My first idea on this is to have it in the ticket, so every information needed is available from there.
Thinking twice, this might render tickets unreadable.
So maybe a thing in-between, put quick remarks in the ticket and put links in the ticket to forum threads with major discussion?

Maybe we can add a custom field to the vyos.dev task that contains a link to a forum discussion?
@dmbaturin @talmakion @alain, what do you think about such approach?


This would provide a more generic formal structure to tickets and make them easier to read than the stuff I usually cobble together in mine… :smiley:

Cross linking is a handy and quick way to bring together all discussion on the issue. The forum seems like a better place to collect opinions or renew a discussion on tickets that have gone stale.

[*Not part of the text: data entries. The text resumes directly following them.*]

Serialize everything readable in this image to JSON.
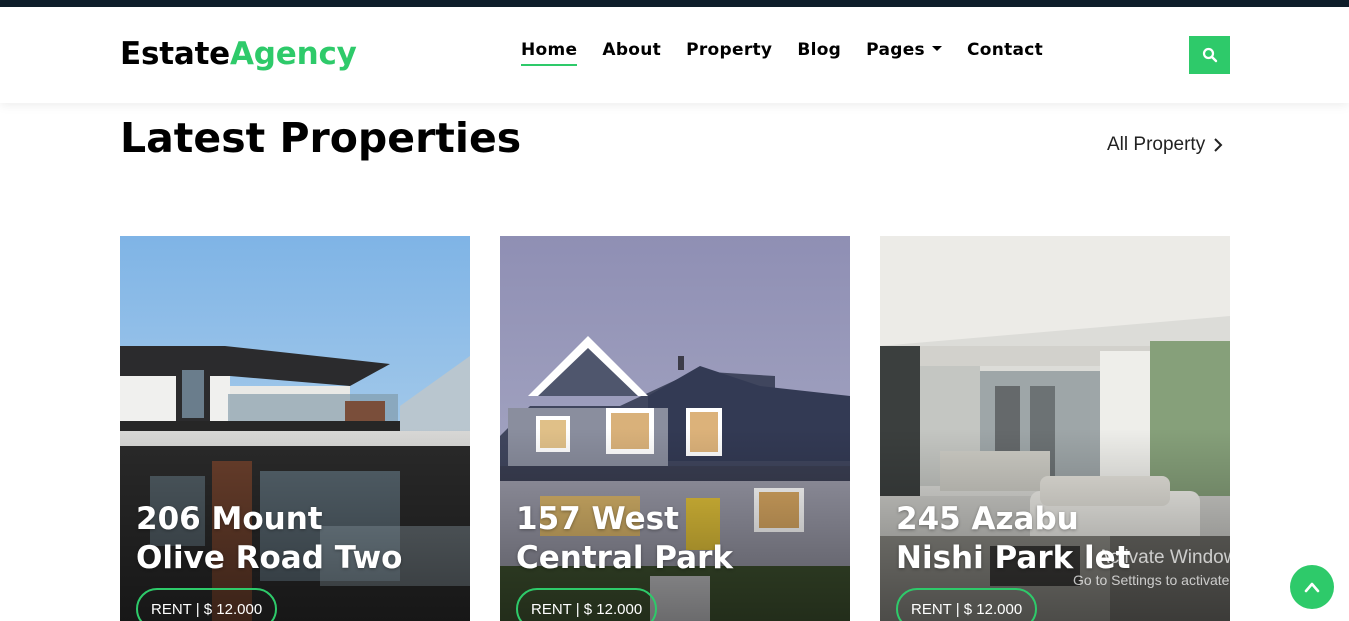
{
  "brand": {
    "part1": "Estate",
    "part2": "Agency"
  },
  "nav": {
    "home": "Home",
    "about": "About",
    "property": "Property",
    "blog": "Blog",
    "pages": "Pages",
    "contact": "Contact"
  },
  "section": {
    "title": "Latest Properties",
    "all_link": "All Property"
  },
  "cards": [
    {
      "line1": "206 Mount",
      "line2": "Olive Road Two",
      "price": "RENT | $ 12.000"
    },
    {
      "line1": "157 West",
      "line2": "Central Park",
      "price": "RENT | $ 12.000"
    },
    {
      "line1": "245 Azabu",
      "line2": "Nishi Park let",
      "price": "RENT | $ 12.000"
    }
  ],
  "watermark": {
    "line1": "Activate Windows",
    "line2": "Go to Settings to activate Windows."
  },
  "colors": {
    "accent": "#2eca6a",
    "topbar": "#0f1f2b"
  },
  "icons": {
    "search": "search-icon",
    "chevron": "chevron-right-icon",
    "back_top": "chevron-up-icon",
    "dropdown": "caret-down-icon"
  }
}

I’ve got a short list of other tickets I’ve found in a similar situation, most of them have an obvious forum thread they came from, but not always. I’m still reading through the whys and wheres of the code involved for those ones before I stick my nose in and make suggestions.

Would be prefered if the discussion about a PR could be done at one location instead of (as its today) at three different places:

In order to FOMO (fear of missing out) one is (in worst case) forced to paste the same comment at three different places just to make sure that something isnt missed by others.

@talmakion @alain

@dmbaturin added a custom field to vyos.dev tasks
I will work with @evgeniy.bondarenko to add a custom field to forum topics (to see if we can have a link to the topic). Meanwhile, we can post a link to vyos.dev in the first post.

@Apachez, there is no universal solution. Depending on the issue, it may or may not require forum discussion. When everything is clear, and the task is to add some trivial stuff, no forum topic will be needed, but if an issue or feature requires discussion, a forum will probably be an easier option for many people who do not have vyos.dev account but want to provide input
Discussions in PRs are mostly related to code changes in PRs, not about the feature/issue itself


@talmakion as a fellow contributor wanted stop by this thread and give my appreciation to the work your doing (have seen you post a few PRs over the past days). Our community grows one person at a time :grinning:


Cheers mate - just learning by attacking a few bug tickets here and there, hoping to get to the point where I can contribute to features.